There isn’t anything in any of the anti-discrimination laws on the books that prevents someone from holding a bigoted view. There are no “thought police,” no matter how much right-wing rhetoric insists there is. All that these laws seek to do is protect people from being discriminated against unfairly, and therein lies the heart of the matter. The anti-equality side doesn’t want to admit it, and they’ll come up with all kinds of flowery prose to obfuscate their true intent, but when it’s all said and done they want to discriminate against homosexuals because they feel they are entitled to do so. That’s what this fight is about, and that’s what the fight for any civil liberty being extended to a group that didn’t have it before is all about — whether a group has the right to oppress another, and whether that oppression can be based only on subjective views of morality.
They want to legislate the morality of homosexual sex. Justice Scalia tipped all the homophobes’ hands when he mentioned “sanctioning homosexual sodomy” in his scathing and hate-filled dissent on the recent Prop 8 decision. The true motivations for these people aren’t really about love and tolerance; they’re about antiquated views of a particular set of sex acts performed by two consenting adults. We all get there’s a reason to regulate sexual activity, but only when it comes to situations where power is abused to victimized someone in a sexual way — such as rape and child molestation. It’s an entirely different proposition to legislate the sexual morality of adults, which is exactly what these laws seek to do.
If a homosexual couple were to sign a contract saying they’d never engage in sexual intercourse with each other, how many right-wingers would suddenly say “Hey, it’s just a social contract, no need to discriminate anymore! Let them get married!” It’s disingenuous of them to claim any other motivation, but they’ll do it anyway. They say it hurts traditional family structures — it doesn’t. Yet they’ll cling to one debunked social science study after another rather than face the reality — the reality that they are just flat-0ut wrong.
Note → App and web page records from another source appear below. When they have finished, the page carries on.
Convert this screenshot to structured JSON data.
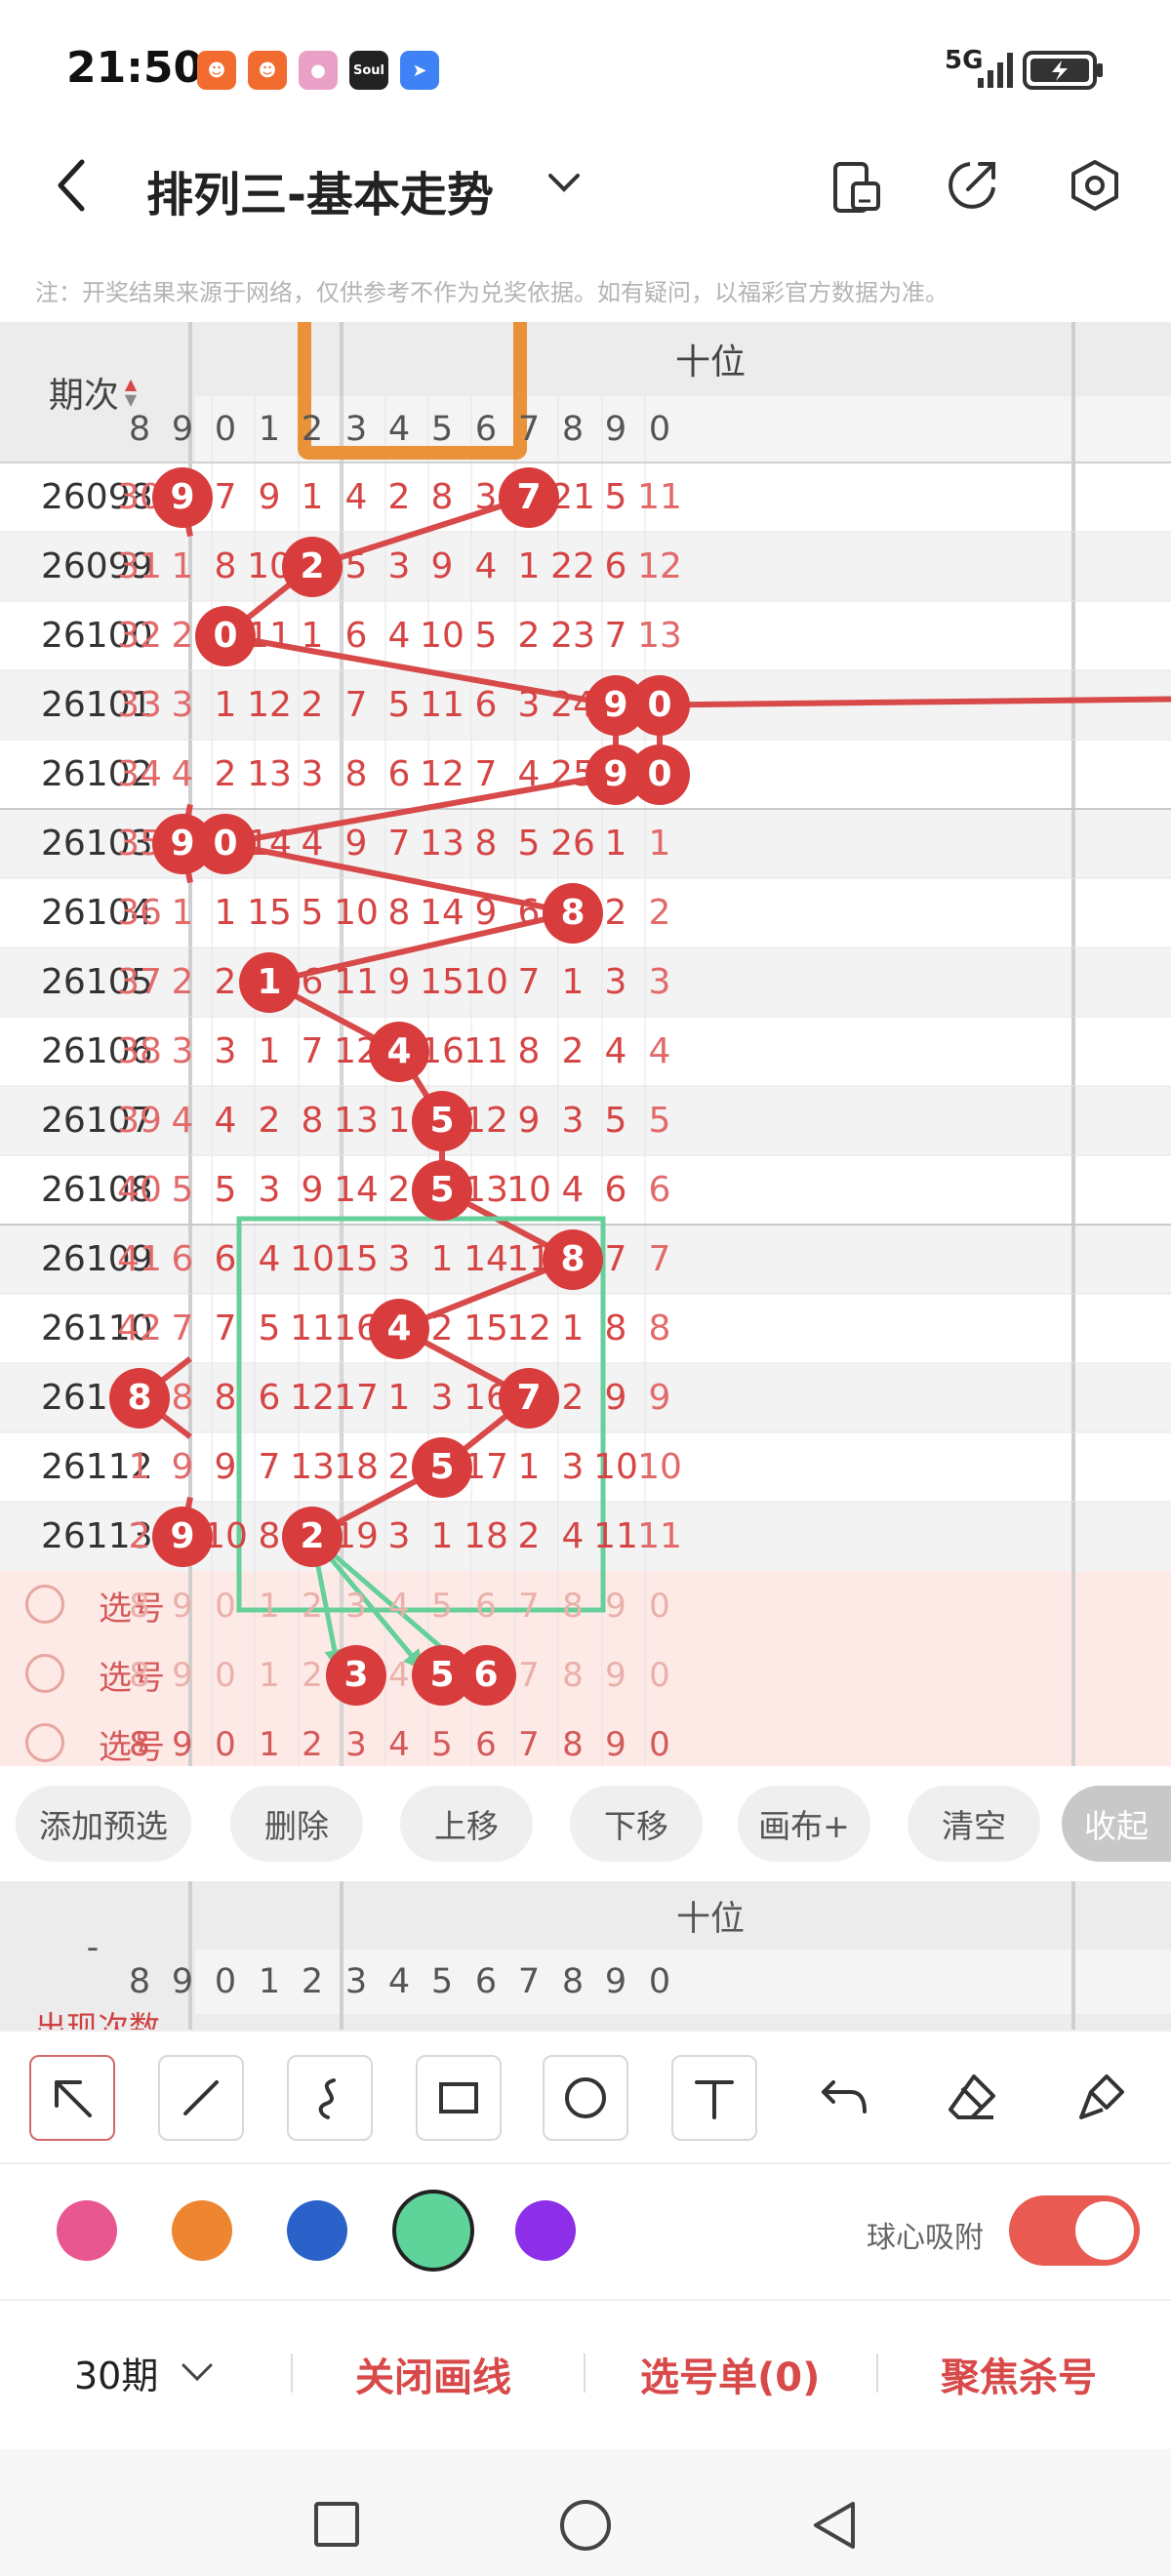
{
  "status_bar": {
    "time": "21:50",
    "app_icons": [
      "app-icon-1",
      "app-icon-2",
      "app-icon-3",
      "soul-app-icon",
      "app-icon-5"
    ],
    "soul_label": "Soul",
    "network": "5G",
    "battery_icon": "battery-charging-icon"
  },
  "header": {
    "title": "排列三-基本走势",
    "icons": [
      "back-icon",
      "chevron-down-icon",
      "phone-icon",
      "share-icon",
      "settings-icon"
    ]
  },
  "notice": "注：开奖结果来源于网络，仅供参考不作为兑奖依据。如有疑问，以福彩官方数据为准。",
  "table": {
    "period_header": "期次",
    "group_header": "十位",
    "columns": [
      "8",
      "9",
      "0",
      "1",
      "2",
      "3",
      "4",
      "5",
      "6",
      "7",
      "8",
      "9",
      "0"
    ],
    "rows": [
      {
        "period": "26098",
        "cells": [
          "30",
          "9",
          "7",
          "9",
          "1",
          "4",
          "2",
          "8",
          "3",
          "7",
          "21",
          "5",
          "11"
        ],
        "hits": [
          1,
          9
        ]
      },
      {
        "period": "26099",
        "cells": [
          "31",
          "1",
          "8",
          "10",
          "2",
          "5",
          "3",
          "9",
          "4",
          "1",
          "22",
          "6",
          "12"
        ],
        "hits": [
          4
        ]
      },
      {
        "period": "26100",
        "cells": [
          "32",
          "2",
          "0",
          "11",
          "1",
          "6",
          "4",
          "10",
          "5",
          "2",
          "23",
          "7",
          "13"
        ],
        "hits": [
          2
        ]
      },
      {
        "period": "26101",
        "cells": [
          "33",
          "3",
          "1",
          "12",
          "2",
          "7",
          "5",
          "11",
          "6",
          "3",
          "24",
          "9",
          "0"
        ],
        "hits": [
          11,
          12
        ]
      },
      {
        "period": "26102",
        "cells": [
          "34",
          "4",
          "2",
          "13",
          "3",
          "8",
          "6",
          "12",
          "7",
          "4",
          "25",
          "9",
          "0"
        ],
        "hits": [
          11,
          12
        ]
      },
      {
        "period": "26103",
        "cells": [
          "35",
          "9",
          "0",
          "14",
          "4",
          "9",
          "7",
          "13",
          "8",
          "5",
          "26",
          "1",
          "1"
        ],
        "hits": [
          1,
          2
        ]
      },
      {
        "period": "26104",
        "cells": [
          "36",
          "1",
          "1",
          "15",
          "5",
          "10",
          "8",
          "14",
          "9",
          "6",
          "8",
          "2",
          "2"
        ],
        "hits": [
          10
        ]
      },
      {
        "period": "26105",
        "cells": [
          "37",
          "2",
          "2",
          "1",
          "6",
          "11",
          "9",
          "15",
          "10",
          "7",
          "1",
          "3",
          "3"
        ],
        "hits": [
          3
        ]
      },
      {
        "period": "26106",
        "cells": [
          "38",
          "3",
          "3",
          "1",
          "7",
          "12",
          "4",
          "16",
          "11",
          "8",
          "2",
          "4",
          "4"
        ],
        "hits": [
          6
        ]
      },
      {
        "period": "26107",
        "cells": [
          "39",
          "4",
          "4",
          "2",
          "8",
          "13",
          "1",
          "5",
          "12",
          "9",
          "3",
          "5",
          "5"
        ],
        "hits": [
          7
        ]
      },
      {
        "period": "26108",
        "cells": [
          "40",
          "5",
          "5",
          "3",
          "9",
          "14",
          "2",
          "5",
          "13",
          "10",
          "4",
          "6",
          "6"
        ],
        "hits": [
          7
        ]
      },
      {
        "period": "26109",
        "cells": [
          "41",
          "6",
          "6",
          "4",
          "10",
          "15",
          "3",
          "1",
          "14",
          "11",
          "8",
          "7",
          "7"
        ],
        "hits": [
          10
        ]
      },
      {
        "period": "26110",
        "cells": [
          "42",
          "7",
          "7",
          "5",
          "11",
          "16",
          "4",
          "2",
          "15",
          "12",
          "1",
          "8",
          "8"
        ],
        "hits": [
          6
        ]
      },
      {
        "period": "26111",
        "cells": [
          "8",
          "8",
          "8",
          "6",
          "12",
          "17",
          "1",
          "3",
          "16",
          "7",
          "2",
          "9",
          "9"
        ],
        "hits": [
          0,
          9
        ]
      },
      {
        "period": "26112",
        "cells": [
          "1",
          "9",
          "9",
          "7",
          "13",
          "18",
          "2",
          "5",
          "17",
          "1",
          "3",
          "10",
          "10"
        ],
        "hits": [
          7
        ]
      },
      {
        "period": "26113",
        "cells": [
          "2",
          "9",
          "10",
          "8",
          "2",
          "19",
          "3",
          "1",
          "18",
          "2",
          "4",
          "11",
          "11"
        ],
        "hits": [
          1,
          4
        ]
      }
    ],
    "pick_rows": [
      {
        "label": "选号",
        "cells": [
          "8",
          "9",
          "0",
          "1",
          "2",
          "3",
          "4",
          "5",
          "6",
          "7",
          "8",
          "9",
          "0"
        ],
        "picked": []
      },
      {
        "label": "选号",
        "cells": [
          "8",
          "9",
          "0",
          "1",
          "2",
          "3",
          "4",
          "5",
          "6",
          "7",
          "8",
          "9",
          "0"
        ],
        "picked": [
          5,
          7,
          8
        ]
      },
      {
        "label": "选号",
        "cells": [
          "8",
          "9",
          "0",
          "1",
          "2",
          "3",
          "4",
          "5",
          "6",
          "7",
          "8",
          "9",
          "0"
        ],
        "picked": []
      }
    ]
  },
  "chips": [
    "添加预选",
    "删除",
    "上移",
    "下移",
    "画布+",
    "清空",
    "收起"
  ],
  "stats": {
    "label": "-",
    "group_header": "十位",
    "columns": [
      "8",
      "9",
      "0",
      "1",
      "2",
      "3",
      "4",
      "5",
      "6",
      "7",
      "8",
      "9",
      "0"
    ],
    "row_label": "出现次数"
  },
  "tools": [
    "arrow-tool-icon",
    "line-tool-icon",
    "curve-tool-icon",
    "rectangle-tool-icon",
    "circle-tool-icon",
    "text-tool-icon",
    "undo-icon",
    "eraser-icon",
    "brush-icon"
  ],
  "colors": {
    "swatches": [
      "#e8578f",
      "#ee8530",
      "#2a62c9",
      "#5ed39a",
      "#8d2fe8"
    ],
    "selected": "#5ed39a",
    "ball": "#d83c3c",
    "highlight_orange": "#e9923a",
    "highlight_green": "#66d09a"
  },
  "snap": {
    "label": "球心吸附",
    "enabled": true
  },
  "bottom_actions": {
    "period_select": "30期",
    "close_lines": "关闭画线",
    "pick_list": "选号单(0)",
    "focus_kill": "聚焦杀号"
  }
}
We pride ourselves in this country on respecting the views of every American. After all, we understand that everyone has their own point of view, and that no idea is less valid than another. Except the truth is that there are most definitely views that are just wrong. It’s wrong, for example, to believe that black people are inferior by birth and they deserve to be subjugated and enslaved. It’s wrong for example to think that women don’t deserve equal protection under the law, and that they don’t deserve a vote. These are both two sentiments that for a long, long time were the most popularly-held views on two extremely important social subjects. It took society as a whole — in the streets, in our legislature, in the White House and in our courts — telling the true bigots, the true haters of their time, that their views are now wrong, in the eyes of polite society for slavery to end women to be given the right to vote.
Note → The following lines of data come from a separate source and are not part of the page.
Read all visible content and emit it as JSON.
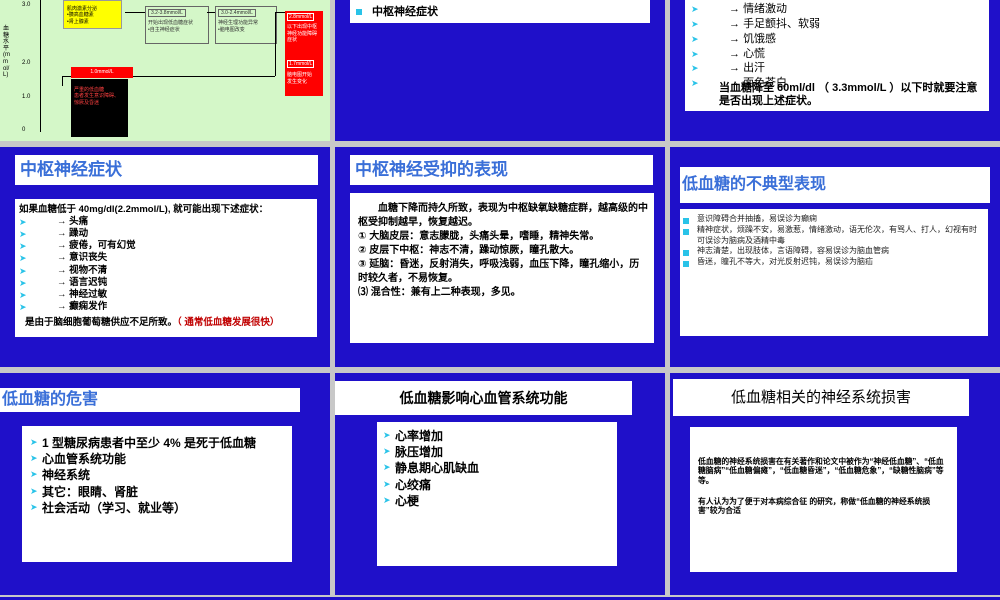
{
  "s1": {
    "ylabel": "血糖水平(mmol/L)",
    "yticks": [
      "2.0",
      "1.0",
      "0"
    ],
    "ytick_top": "3.0",
    "yellow_lines": [
      "肌肉激素分泌",
      "•胰高血糖素",
      "•肾上腺素"
    ],
    "box2": [
      "3.2-3.8mmol/L",
      "开始出现低血糖症状",
      "•自主神经症状"
    ],
    "box3": [
      "3.0-2.4mmol/L",
      "神经生理功能异常",
      "•脑电图改变"
    ],
    "red_upper": [
      "2.8mmol/L",
      "以下出现中枢",
      "神经功能障碍",
      "症状"
    ],
    "red_lower": [
      "1.7mmol/L",
      "脑电图开始",
      "发生变化"
    ],
    "black_title": "1.0mmol/L",
    "black_lines": [
      "严重的低血糖",
      "患者发生意识障碍、",
      "惊厥及昏迷"
    ]
  },
  "s2": {
    "item": "中枢神经症状"
  },
  "s3": {
    "items": [
      "情绪激动",
      "手足颤抖、软弱",
      "饥饿感",
      "心慌",
      "出汗",
      "面色苍白"
    ],
    "note": "当血糖降至 60ml/dl （ 3.3mmol/L ）以下时就要注意是否出现上述症状。"
  },
  "s4": {
    "title": "中枢神经症状",
    "intro": "如果血糖低于 40mg/dl(2.2mmol/L), 就可能出现下述症状：",
    "items": [
      "头痛",
      "躁动",
      "疲倦，可有幻觉",
      "意识丧失",
      "视物不清",
      "语言迟钝",
      "神经过敏",
      "癫痫发作"
    ],
    "footer": "是由于脑细胞葡萄糖供应不足所致。",
    "footer_red": "（ 通常低血糖发展很快）"
  },
  "s5": {
    "title": "中枢神经受抑的表现",
    "p1": "血糖下降而持久所致，表现为中枢缺氧缺糖症群，越高级的中枢受抑制越早，恢复越迟。",
    "p2": "① 大脑皮层：意志朦胧，头痛头晕，嗜睡，精神失常。",
    "p3": "② 皮层下中枢：神志不清，躁动惊厥，瞳孔散大。",
    "p4": "③ 延脑：昏迷，反射消失，呼吸浅弱，血压下降，瞳孔缩小，历时较久者，不易恢复。",
    "p5": "⑶ 混合性：兼有上二种表现，多见。"
  },
  "s6": {
    "title": "低血糖的不典型表现",
    "items": [
      "意识障碍合并抽搐，易误诊为癫痫",
      "精神症状，烦躁不安，易激惹，情绪激动，语无伦次，有骂人、打人，幻视有时可误诊为脑病及酒精中毒",
      "神志清楚，出现肢体，言语障碍，容易误诊为脑血管病",
      "昏迷，瞳孔不等大，对光反射迟钝，易误诊为脑疝"
    ]
  },
  "s7": {
    "title": "低血糖的危害",
    "items": [
      "1 型糖尿病患者中至少 4% 是死于低血糖",
      "心血管系统功能",
      "神经系统",
      "其它：眼睛、肾脏",
      "社会活动（学习、就业等）"
    ]
  },
  "s8": {
    "title": "低血糖影响心血管系统功能",
    "items": [
      "心率增加",
      "脉压增加",
      "静息期心肌缺血",
      "心绞痛",
      "心梗"
    ]
  },
  "s9": {
    "title": "低血糖相关的神经系统损害",
    "p1": "低血糖的神经系统损害在有关著作和论文中被作为“神经低血糖”、“低血糖脑病”“低血糖偏瘫”，“低血糖昏迷”，“低血糖危象”，“缺糖性脑病”等等。",
    "p2": "有人认为为了便于对本病综合征 的研究，称做“低血糖的神经系统损害”较为合适"
  },
  "colors": {
    "slide_bg": "#1f10c9",
    "bullet": "#29c3e8",
    "title_text": "#3a6fd8",
    "red": "#c00000"
  }
}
Being bigoted against bigots may be a true paradigm; and if it is then you can count me gladly among those the bigot-bigots. I’d rather be known as someone who was intolerant of intolerance and hated ignorance than someone who tolerated the most evil aspects of human nature because that’s what our founding tenets supposedly dictate. We would never ask anyone to just “tolerate” another person’s world view if that world view was “we shouldn’t let brown eyed people get married because brown eyes are said to be signs of evil in my religious text.” So why should anyone have to be tolerant of views that are just as illogical?